Melbourne researchers have designed a computer-generated model that will allow clinicians to tailor effective therapies for individual patients with multidrug-resistant tuberculosis (MDRTB), and as a result, reduce drug resistance globally. This study was published in the American Journal of Respiratory and Critical Care Medicine.
The World Health Organization says TB is the leading cause of death globally from a single infectious agent – Mycobacterium tuberculosis – that typically affects the lungs, but can also infect other sites of the body. Multiple antibiotics are used to treat TB, however, treatment is long, and the emergence of drug-resistant bacteria is a considerable threat to global health.
Researchers from The Peter Doherty Institute for Infection and Immunity (Doherty Institute) and the University of Melbourne's Bio21 Molecular Science and Biotechnology Institute (Bio21) used cutting-edge genome sequencing technology to identify an MDRTB mutation in a particular patient.
(3-D) computational approach
Armed with this information, University of Melbourne Ph.D. student Malancha Karmakar developed a three-dimensional (3-D) computational approach to determine that a drug being used to treat the patient called pyrazinamide was ineffective due to the mutation.
Rather than waiting two years (the standard treatment time for MDRTB) for the patient to complete treatment with pyrazinamide only to rule it redundant, they were able to replace it with a different drug immediately.
Study co-author and Medical Director of the Victorian Tuberculosis Program at the Doherty Institute, Associate Professor Justin Denholm, said the new tool was a game-changer. Whereas in the past it could take decades to identify the effectiveness of a TB drug, it could soon be a matter of hours.
"Right now, to use genetic tests to reliably predict whether a drug will be effective, someone needs to have been treated with a drug, failed that therapy and to be found to have a gene mutation," Associate Professor Denholm said. "Then you need enough people around the world to have that pattern to inform what treatment you prescribe for that particular mutation. It can take years."
Co-author and University of Melbourne Professor David Ascher from Bio21 said by understanding how mutations work within 3-D space; the team could identify likely resistant mutations that have never arisen before.
"This is a huge boost to drug-resistant TB programs, which globally have to take a 'best guess' approach, where they give the same, standardized therapy to people with MDRTB, with little capacity to adjust that in real-time," Professor Ascher said.

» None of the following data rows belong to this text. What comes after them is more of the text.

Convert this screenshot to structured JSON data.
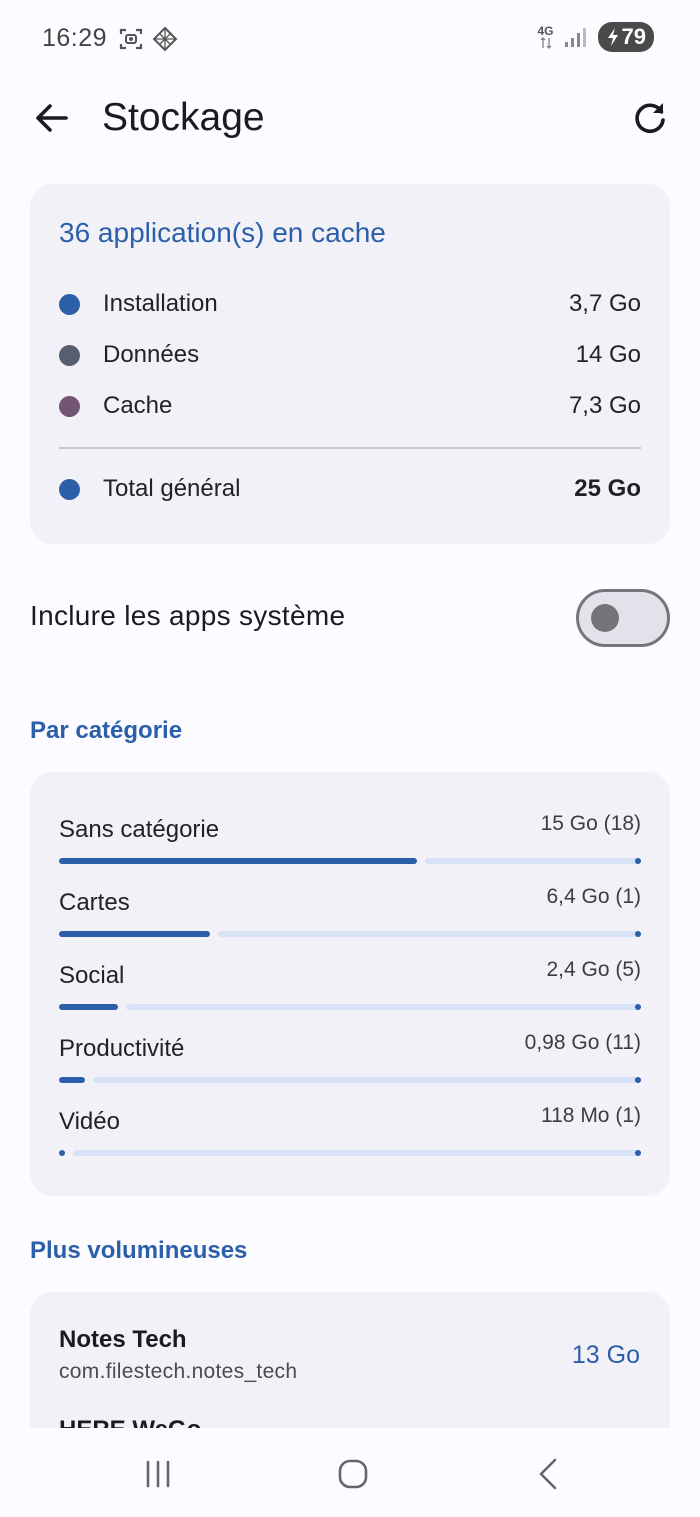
{
  "status_bar": {
    "time": "16:29",
    "network": "4G",
    "battery": "79",
    "icons": [
      "screenshot-icon",
      "diamond-grid-icon",
      "signal-icon",
      "battery-charging-icon"
    ]
  },
  "app_bar": {
    "title": "Stockage"
  },
  "summary": {
    "title": "36 application(s) en cache",
    "rows": [
      {
        "label": "Installation",
        "value": "3,7 Go",
        "color": "#2b5fa8"
      },
      {
        "label": "Données",
        "value": "14 Go",
        "color": "#585e71"
      },
      {
        "label": "Cache",
        "value": "7,3 Go",
        "color": "#715573"
      }
    ],
    "total": {
      "label": "Total général",
      "value": "25 Go",
      "color": "#2b5fa8"
    }
  },
  "toggle": {
    "label": "Inclure les apps système",
    "checked": false
  },
  "categories": {
    "heading": "Par catégorie",
    "items": [
      {
        "name": "Sans catégorie",
        "value": "15 Go (18)",
        "fraction": 0.615
      },
      {
        "name": "Cartes",
        "value": "6,4 Go (1)",
        "fraction": 0.26
      },
      {
        "name": "Social",
        "value": "2,4 Go (5)",
        "fraction": 0.102
      },
      {
        "name": "Productivité",
        "value": "0,98 Go (11)",
        "fraction": 0.045
      },
      {
        "name": "Vidéo",
        "value": "118 Mo (1)",
        "fraction": 0.007
      }
    ]
  },
  "largest": {
    "heading": "Plus volumineuses",
    "apps": [
      {
        "name": "Notes Tech",
        "package": "com.filestech.notes_tech",
        "size": "13 Go"
      },
      {
        "name": "HERE WeGo",
        "package": "",
        "size": ""
      }
    ]
  },
  "nav": {
    "icons": [
      "recents-icon",
      "home-icon",
      "back-nav-icon"
    ]
  }
}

Researchers say once the tool is fully developed it will be available through the web, meaning clinicians around the world could enter the resistance mutations into the system to determine effective treatment regimens for their patients.